REQUIRED WORK: Filter on the word "title": copy each matching line from the listing below.
╭─ DATASET ENTRIES
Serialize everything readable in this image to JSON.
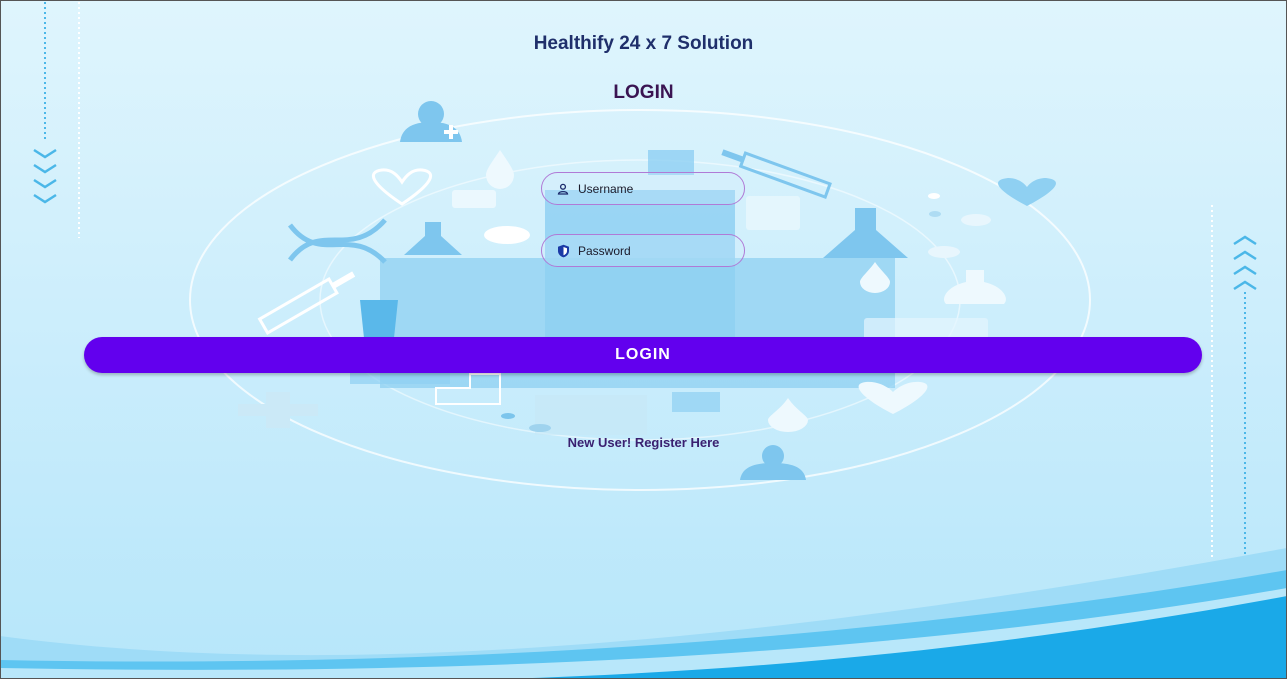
{
  "app": {
    "title": "Healthify 24 x 7 Solution",
    "heading": "LOGIN"
  },
  "form": {
    "username_placeholder": "Username",
    "username_value": "",
    "password_placeholder": "Password",
    "password_value": "",
    "login_label": "LOGIN",
    "register_label": "New User!  Register Here"
  },
  "icons": {
    "username": "user-icon",
    "password": "shield-icon"
  },
  "colors": {
    "primary": "#6200ee",
    "field_border": "#b07ad6",
    "title": "#1f2f6b",
    "heading": "#3a1452",
    "background": "#cdeefc",
    "accent_wave": "#1aa9e8"
  }
}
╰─
EXERCISE RESPONSE:
    "title": "Healthify 24 x 7 Solution",
    "title": "#1f2f6b",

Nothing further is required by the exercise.